TASK REQUIREMENTS:
Which lines of the records contain the word "JSON"? Show each of them.

EXTRACTED MATERIAL:
○ ○ ○
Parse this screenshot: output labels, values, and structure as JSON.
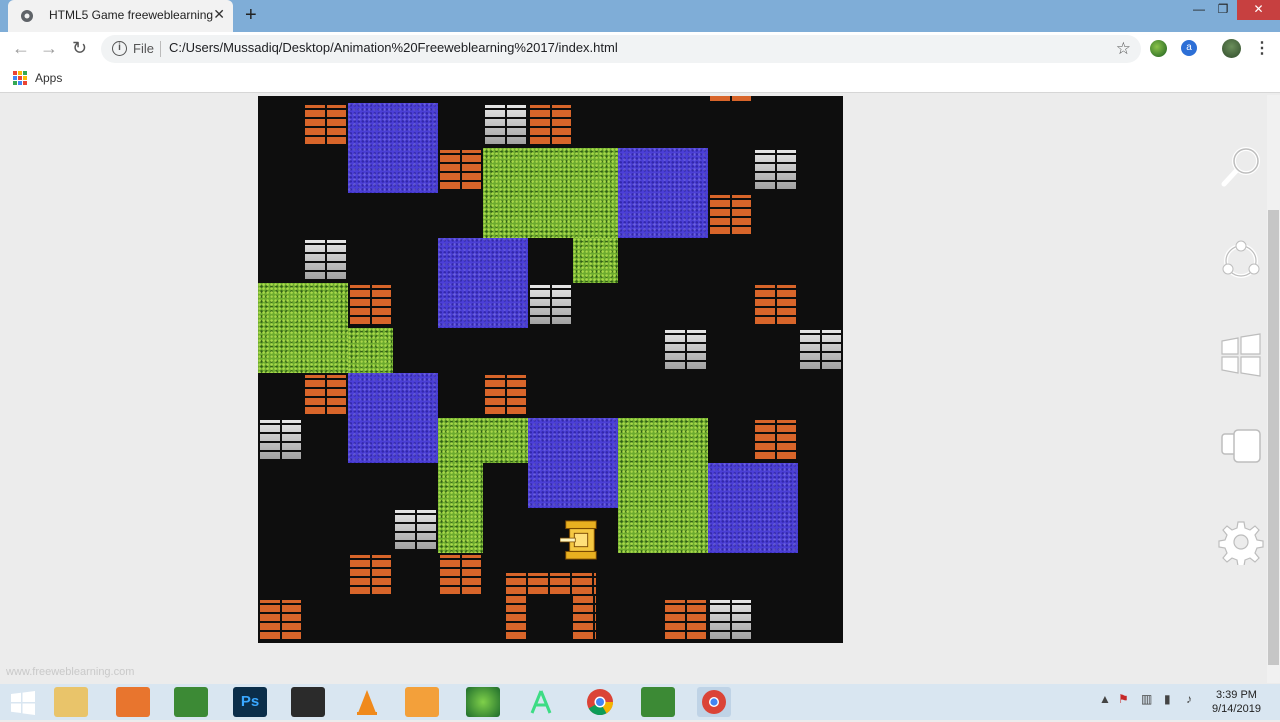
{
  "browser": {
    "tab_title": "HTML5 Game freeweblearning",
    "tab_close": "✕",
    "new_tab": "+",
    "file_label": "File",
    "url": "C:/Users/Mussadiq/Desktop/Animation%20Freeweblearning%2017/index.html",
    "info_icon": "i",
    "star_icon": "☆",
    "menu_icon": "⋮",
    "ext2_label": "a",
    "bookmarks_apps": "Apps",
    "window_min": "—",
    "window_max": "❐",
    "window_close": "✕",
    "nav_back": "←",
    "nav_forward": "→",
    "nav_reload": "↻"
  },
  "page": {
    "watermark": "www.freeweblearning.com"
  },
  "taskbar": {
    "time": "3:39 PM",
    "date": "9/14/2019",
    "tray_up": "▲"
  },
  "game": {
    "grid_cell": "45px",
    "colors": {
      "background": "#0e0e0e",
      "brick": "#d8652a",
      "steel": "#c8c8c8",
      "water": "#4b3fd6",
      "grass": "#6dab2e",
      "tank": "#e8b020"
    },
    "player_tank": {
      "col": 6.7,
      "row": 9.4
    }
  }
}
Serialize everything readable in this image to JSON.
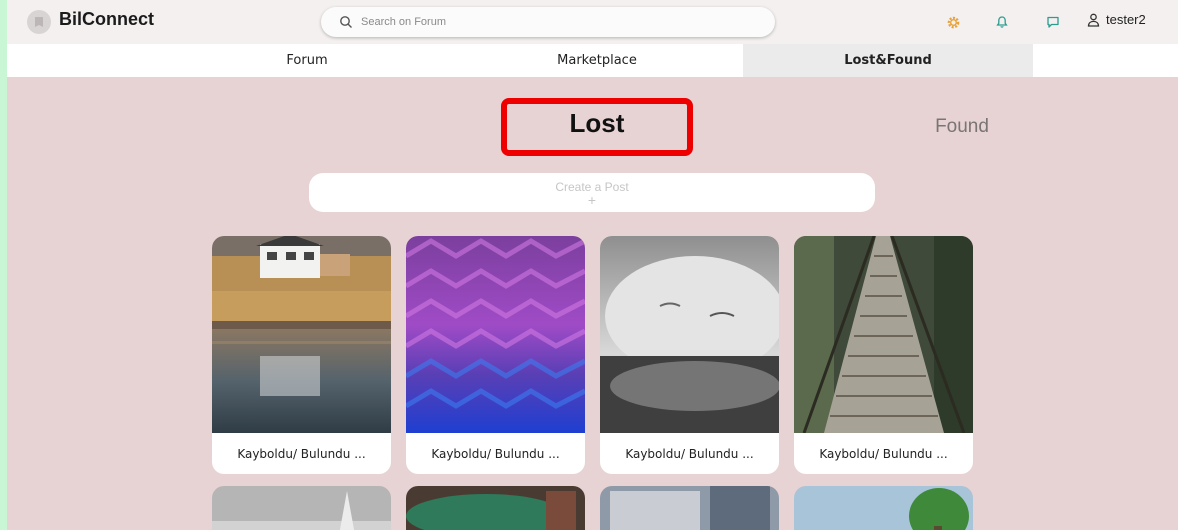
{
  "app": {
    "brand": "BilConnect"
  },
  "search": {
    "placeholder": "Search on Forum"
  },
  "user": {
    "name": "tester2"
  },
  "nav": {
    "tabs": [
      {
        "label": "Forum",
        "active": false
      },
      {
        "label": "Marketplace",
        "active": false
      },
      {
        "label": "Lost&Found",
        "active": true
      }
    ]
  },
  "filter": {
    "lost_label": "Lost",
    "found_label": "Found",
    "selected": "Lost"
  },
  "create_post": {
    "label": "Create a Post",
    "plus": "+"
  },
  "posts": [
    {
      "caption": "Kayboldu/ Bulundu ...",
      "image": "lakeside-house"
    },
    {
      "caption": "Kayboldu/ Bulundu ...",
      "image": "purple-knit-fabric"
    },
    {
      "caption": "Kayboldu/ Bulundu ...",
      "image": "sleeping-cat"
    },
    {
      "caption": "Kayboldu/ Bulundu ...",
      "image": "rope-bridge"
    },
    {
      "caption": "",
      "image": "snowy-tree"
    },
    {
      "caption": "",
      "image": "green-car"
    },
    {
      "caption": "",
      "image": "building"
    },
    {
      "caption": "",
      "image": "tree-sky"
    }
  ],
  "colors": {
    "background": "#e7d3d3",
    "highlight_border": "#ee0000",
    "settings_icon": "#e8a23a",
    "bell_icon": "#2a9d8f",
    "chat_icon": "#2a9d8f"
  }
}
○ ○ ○
WRITTEN RESPONSE:
Parse this screenshot: output labels, values, and structure as JSON.
Serialize everything readable in this image to JSON.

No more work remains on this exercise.